• THE TASK
Each line below that contains the word "name" is to be counted; give only the final number.

• INFORMATION PROVIDED
________________________________________
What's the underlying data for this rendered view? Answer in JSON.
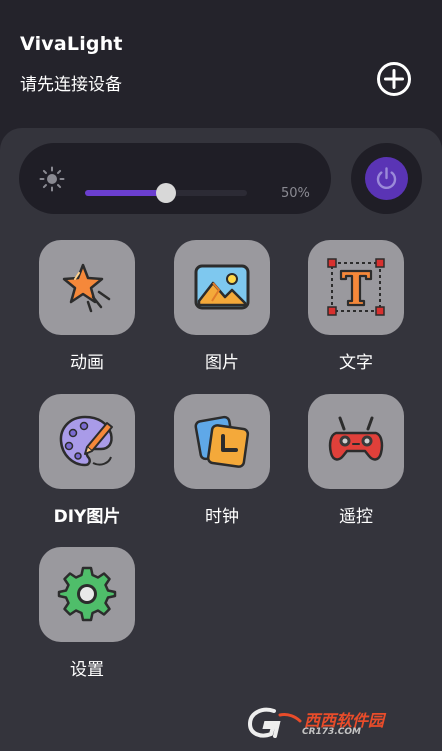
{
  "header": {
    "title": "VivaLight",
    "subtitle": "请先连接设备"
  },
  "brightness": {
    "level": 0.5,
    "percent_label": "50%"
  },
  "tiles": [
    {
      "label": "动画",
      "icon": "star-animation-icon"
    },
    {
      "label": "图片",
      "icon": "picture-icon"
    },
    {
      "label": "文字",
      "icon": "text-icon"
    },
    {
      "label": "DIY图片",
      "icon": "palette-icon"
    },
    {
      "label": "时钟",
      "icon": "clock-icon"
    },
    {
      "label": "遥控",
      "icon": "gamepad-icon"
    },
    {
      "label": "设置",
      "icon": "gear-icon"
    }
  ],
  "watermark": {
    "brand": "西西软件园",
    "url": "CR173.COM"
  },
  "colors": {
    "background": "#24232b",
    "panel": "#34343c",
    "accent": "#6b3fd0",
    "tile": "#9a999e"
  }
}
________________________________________
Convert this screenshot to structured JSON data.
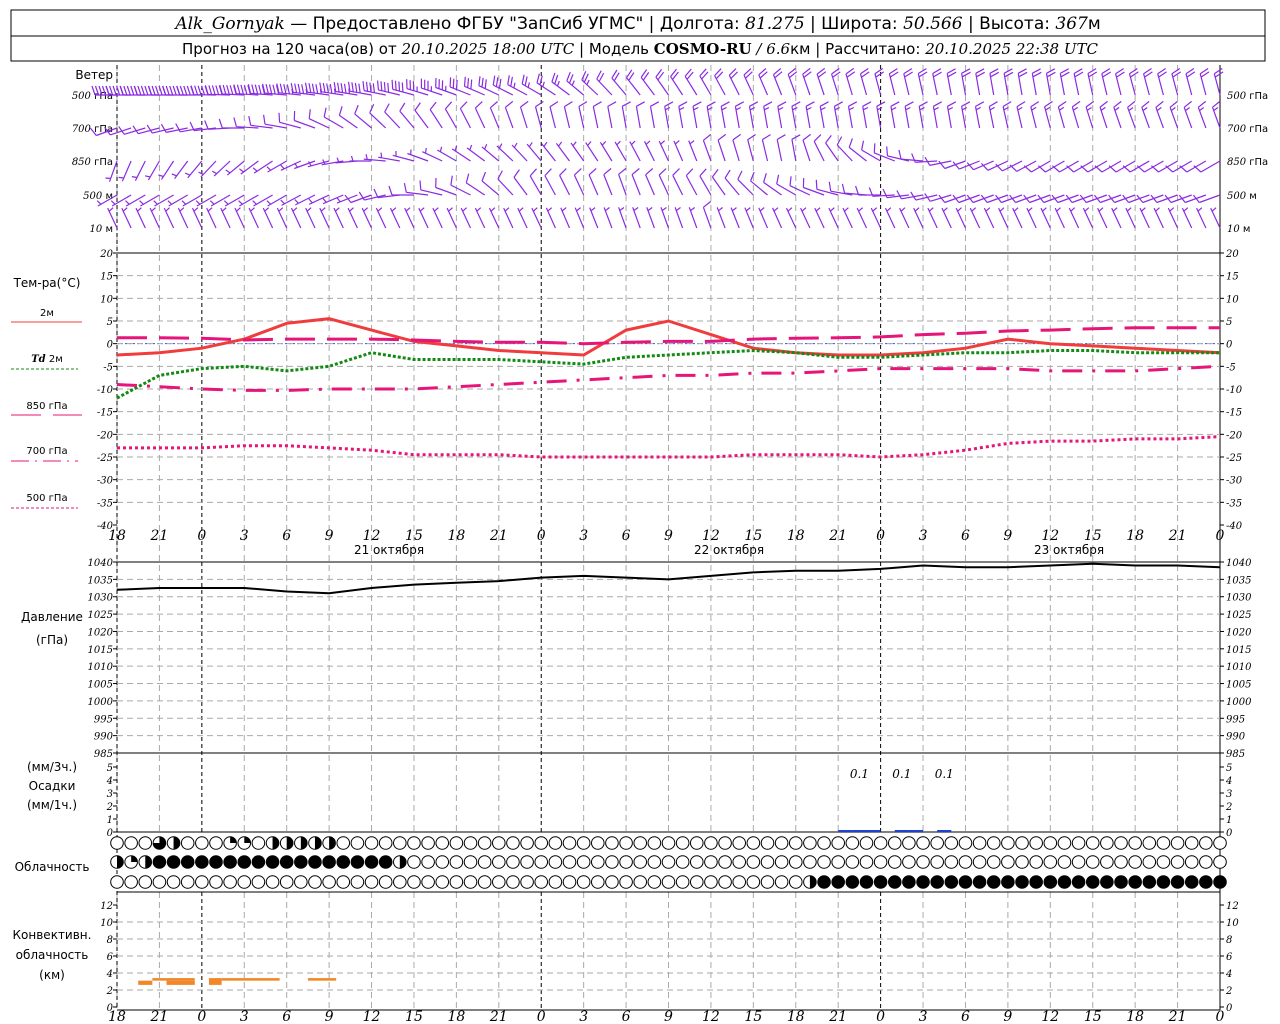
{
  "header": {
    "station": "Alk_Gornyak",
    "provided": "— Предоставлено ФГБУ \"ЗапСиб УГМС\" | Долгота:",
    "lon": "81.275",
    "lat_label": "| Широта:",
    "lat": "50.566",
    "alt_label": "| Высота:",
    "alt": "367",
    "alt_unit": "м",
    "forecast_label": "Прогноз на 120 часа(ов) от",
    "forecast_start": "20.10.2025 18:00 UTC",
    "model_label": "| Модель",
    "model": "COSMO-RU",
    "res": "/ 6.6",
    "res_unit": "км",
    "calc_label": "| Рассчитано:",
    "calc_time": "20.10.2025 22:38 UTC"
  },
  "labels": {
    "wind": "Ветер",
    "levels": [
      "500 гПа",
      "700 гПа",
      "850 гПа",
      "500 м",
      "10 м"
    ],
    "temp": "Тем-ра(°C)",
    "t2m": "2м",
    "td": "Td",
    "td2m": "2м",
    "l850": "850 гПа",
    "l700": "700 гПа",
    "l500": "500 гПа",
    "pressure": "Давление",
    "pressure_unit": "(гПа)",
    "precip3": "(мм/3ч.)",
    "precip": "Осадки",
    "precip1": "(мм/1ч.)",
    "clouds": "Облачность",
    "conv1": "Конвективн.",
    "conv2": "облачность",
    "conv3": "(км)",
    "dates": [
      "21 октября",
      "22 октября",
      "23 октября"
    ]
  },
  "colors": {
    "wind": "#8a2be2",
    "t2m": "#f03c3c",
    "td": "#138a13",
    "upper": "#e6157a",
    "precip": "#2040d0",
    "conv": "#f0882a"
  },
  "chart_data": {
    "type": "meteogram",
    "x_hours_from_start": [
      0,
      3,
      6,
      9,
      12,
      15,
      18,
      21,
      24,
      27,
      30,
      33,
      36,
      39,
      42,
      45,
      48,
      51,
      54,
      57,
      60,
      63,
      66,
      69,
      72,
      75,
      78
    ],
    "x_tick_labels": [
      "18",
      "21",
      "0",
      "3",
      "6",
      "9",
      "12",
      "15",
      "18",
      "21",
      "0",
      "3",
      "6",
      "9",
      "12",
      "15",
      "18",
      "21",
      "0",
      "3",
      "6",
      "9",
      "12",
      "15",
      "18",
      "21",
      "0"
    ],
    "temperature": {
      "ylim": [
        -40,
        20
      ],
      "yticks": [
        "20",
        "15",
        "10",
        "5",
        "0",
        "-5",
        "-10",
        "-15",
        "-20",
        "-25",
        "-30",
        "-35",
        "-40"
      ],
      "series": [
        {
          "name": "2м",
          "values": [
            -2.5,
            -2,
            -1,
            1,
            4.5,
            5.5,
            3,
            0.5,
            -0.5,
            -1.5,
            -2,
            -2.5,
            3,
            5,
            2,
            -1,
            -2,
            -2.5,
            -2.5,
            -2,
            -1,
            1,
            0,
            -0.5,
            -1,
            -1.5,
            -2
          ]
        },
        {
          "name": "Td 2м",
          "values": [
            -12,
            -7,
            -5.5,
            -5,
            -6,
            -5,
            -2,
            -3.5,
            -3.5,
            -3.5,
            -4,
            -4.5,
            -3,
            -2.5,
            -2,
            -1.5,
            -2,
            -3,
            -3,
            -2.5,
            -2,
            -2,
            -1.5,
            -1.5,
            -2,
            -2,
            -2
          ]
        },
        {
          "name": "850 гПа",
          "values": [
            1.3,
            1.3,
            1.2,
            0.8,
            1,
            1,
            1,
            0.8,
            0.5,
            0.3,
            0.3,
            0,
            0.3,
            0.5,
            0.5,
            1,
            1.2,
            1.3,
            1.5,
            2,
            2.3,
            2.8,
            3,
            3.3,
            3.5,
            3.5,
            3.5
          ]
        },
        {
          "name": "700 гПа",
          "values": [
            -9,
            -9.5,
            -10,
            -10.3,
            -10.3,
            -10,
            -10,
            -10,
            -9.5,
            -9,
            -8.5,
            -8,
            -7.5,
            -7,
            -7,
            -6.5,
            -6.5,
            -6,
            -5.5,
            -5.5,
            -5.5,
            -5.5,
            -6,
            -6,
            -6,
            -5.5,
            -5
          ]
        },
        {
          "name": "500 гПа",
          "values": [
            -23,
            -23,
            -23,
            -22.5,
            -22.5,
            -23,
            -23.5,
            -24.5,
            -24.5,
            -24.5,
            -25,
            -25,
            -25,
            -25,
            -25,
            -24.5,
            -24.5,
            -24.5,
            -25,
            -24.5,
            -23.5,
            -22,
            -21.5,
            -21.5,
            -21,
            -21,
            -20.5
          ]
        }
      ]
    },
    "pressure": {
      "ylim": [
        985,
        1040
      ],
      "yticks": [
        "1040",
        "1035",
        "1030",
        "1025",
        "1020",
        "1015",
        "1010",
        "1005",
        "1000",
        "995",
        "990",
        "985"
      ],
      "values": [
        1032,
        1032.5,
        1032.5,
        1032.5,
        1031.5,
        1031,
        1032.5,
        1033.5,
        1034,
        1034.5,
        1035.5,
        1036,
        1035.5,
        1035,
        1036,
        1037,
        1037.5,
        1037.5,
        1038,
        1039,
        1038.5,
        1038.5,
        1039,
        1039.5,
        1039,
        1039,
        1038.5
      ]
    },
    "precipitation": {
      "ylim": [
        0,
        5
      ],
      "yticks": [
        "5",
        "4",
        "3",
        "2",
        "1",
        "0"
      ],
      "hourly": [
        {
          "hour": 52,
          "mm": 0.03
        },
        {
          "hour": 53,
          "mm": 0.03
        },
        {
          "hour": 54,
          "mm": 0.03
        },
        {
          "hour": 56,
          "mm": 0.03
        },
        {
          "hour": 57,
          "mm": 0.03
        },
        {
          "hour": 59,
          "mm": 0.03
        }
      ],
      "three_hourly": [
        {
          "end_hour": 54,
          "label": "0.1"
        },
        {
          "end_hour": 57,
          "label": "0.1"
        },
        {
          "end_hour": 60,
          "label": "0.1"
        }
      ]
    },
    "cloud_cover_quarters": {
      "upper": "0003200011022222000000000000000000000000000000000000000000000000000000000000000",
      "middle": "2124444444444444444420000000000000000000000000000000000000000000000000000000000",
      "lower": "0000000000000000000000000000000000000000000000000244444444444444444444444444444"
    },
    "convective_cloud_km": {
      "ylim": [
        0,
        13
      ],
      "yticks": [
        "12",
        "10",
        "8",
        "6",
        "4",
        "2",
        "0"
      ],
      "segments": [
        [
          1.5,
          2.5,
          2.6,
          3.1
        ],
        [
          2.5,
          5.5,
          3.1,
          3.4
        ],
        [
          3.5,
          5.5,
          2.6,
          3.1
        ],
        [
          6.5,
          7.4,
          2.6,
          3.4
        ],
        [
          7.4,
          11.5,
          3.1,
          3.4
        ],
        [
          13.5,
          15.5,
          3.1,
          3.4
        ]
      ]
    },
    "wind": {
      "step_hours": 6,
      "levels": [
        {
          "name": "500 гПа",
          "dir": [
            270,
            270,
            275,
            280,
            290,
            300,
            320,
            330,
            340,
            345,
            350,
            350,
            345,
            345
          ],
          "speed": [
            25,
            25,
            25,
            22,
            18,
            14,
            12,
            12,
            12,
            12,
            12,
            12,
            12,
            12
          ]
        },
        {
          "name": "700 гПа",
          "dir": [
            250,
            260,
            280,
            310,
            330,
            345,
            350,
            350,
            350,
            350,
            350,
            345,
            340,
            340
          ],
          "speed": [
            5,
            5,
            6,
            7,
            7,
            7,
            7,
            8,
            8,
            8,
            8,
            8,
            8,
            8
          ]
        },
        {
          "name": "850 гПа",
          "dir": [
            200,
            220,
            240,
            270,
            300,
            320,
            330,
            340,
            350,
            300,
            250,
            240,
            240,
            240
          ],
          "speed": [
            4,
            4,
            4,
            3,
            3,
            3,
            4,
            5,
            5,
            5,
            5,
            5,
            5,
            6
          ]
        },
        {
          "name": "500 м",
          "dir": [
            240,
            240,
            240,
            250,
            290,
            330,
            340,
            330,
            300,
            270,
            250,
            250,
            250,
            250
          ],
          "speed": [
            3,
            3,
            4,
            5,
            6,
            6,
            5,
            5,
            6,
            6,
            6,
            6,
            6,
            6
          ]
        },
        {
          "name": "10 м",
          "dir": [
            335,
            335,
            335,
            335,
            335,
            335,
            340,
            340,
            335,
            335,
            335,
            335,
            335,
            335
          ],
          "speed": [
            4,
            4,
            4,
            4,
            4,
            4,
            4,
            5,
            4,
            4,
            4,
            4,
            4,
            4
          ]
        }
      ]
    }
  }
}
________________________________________
• OUTPUT OF THE TASK
10